Will this be the year Louisiana legislators get rid of a state law that the Supreme Court declared unconstitutional decades ago?
On Wednesday, the Louisiana Senate Education Committee approved measure SB 70, which would officially repeal the state’s illegal creationism law, the Balanced Treatment for Creation-Science and Evolution-Science Act.
Enacted in 1981, the controversial law mandated that teachers instruct on both creationism and evolution. Though the 1987 Supreme Court decision Edwards v. Aguillard invalidated the law, saying schools could not teach creationism, the law remains on the books.
Senate Bill 70 next heads to the full state Senate for a vote and then to the House of Representatives.
An effort by some legislators last May to get rid of the creationism law ultimately did not succeed. Recognizing that repealing the law would have little practical impact, science educators said at the time that it would be a symbolic move. “There’s no good reason to keep an unconstitutional law on the books,” Josh Rosenau, programs and policy director at the National Center for Science Education, previously said, according to Raw Story. “But since a law which has been struck down is dead letter, the choice to remove it is symbolic, too.”
Those in favor of keeping the law say it's part of the state’s history.
"The legislation represented the opinion of Louisiana Legislature at the time (and) is a matter of history of this body," Lennie Ditoro, who is associated with the Louisiana Family Forum on science education and textbook legislation, recently said, according to local outlet The Times-Picayune.
A different law, the Louisiana Science Education Act (2008), has been cited by some as a roundabout way to teach creationism in the classroom.
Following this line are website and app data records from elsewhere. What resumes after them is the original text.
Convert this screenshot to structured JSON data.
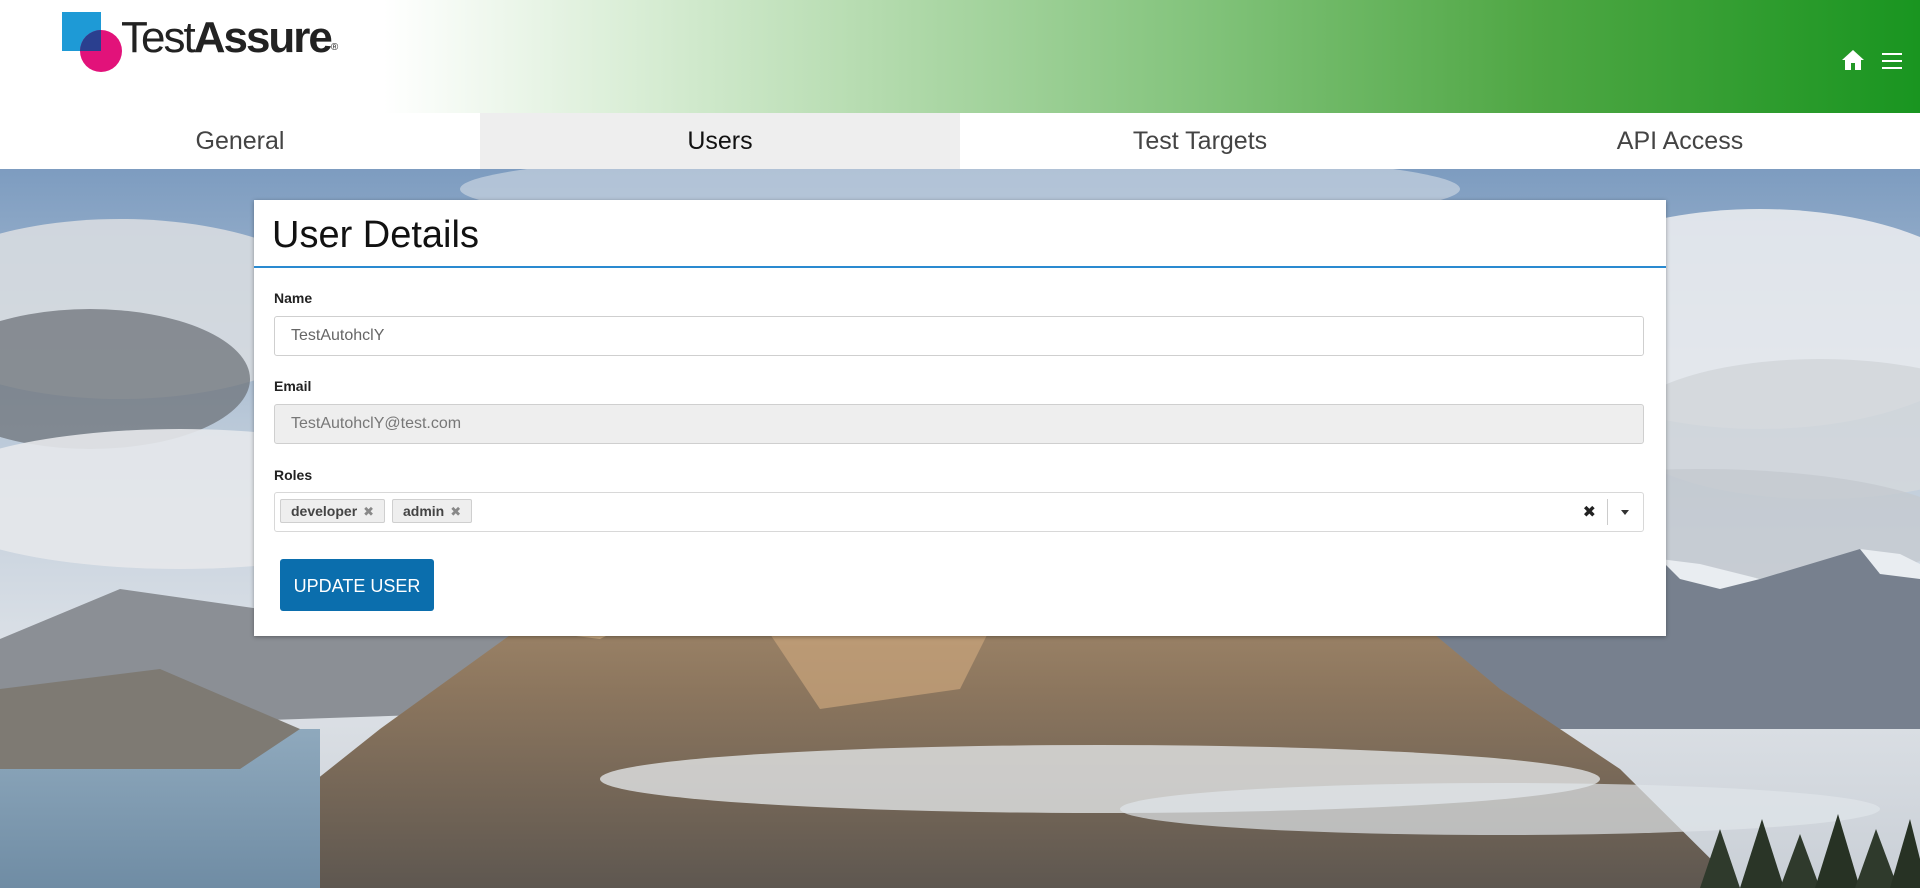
{
  "app": {
    "logo_light": "Test",
    "logo_bold": "Assure",
    "logo_reg": "®"
  },
  "header": {
    "icons": [
      "home-icon",
      "menu-icon"
    ]
  },
  "tabs": [
    {
      "label": "General",
      "active": false
    },
    {
      "label": "Users",
      "active": true
    },
    {
      "label": "Test Targets",
      "active": false
    },
    {
      "label": "API Access",
      "active": false
    }
  ],
  "card": {
    "title": "User Details",
    "name": {
      "label": "Name",
      "value": "TestAutohclY"
    },
    "email": {
      "label": "Email",
      "value": "TestAutohclY@test.com"
    },
    "roles": {
      "label": "Roles",
      "selected": [
        "developer",
        "admin"
      ],
      "remove_glyph": "✖",
      "clear_glyph": "✖"
    },
    "submit_label": "UPDATE USER"
  },
  "colors": {
    "header_gradient_end": "#199520",
    "button": "#0b6ead",
    "title_underline": "#2a8ad0",
    "logo_blue": "#1e9ad6",
    "logo_magenta": "#e2127a"
  }
}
Under this law, teachers are allowed to introduce "supplemental textbooks and other instructional materials to help students understand, analyze, critique, and review scientific theories in an objective manner.” It does not contain a specific ban on creationism, and teachers are not required to get approval on the supplemental materials they use.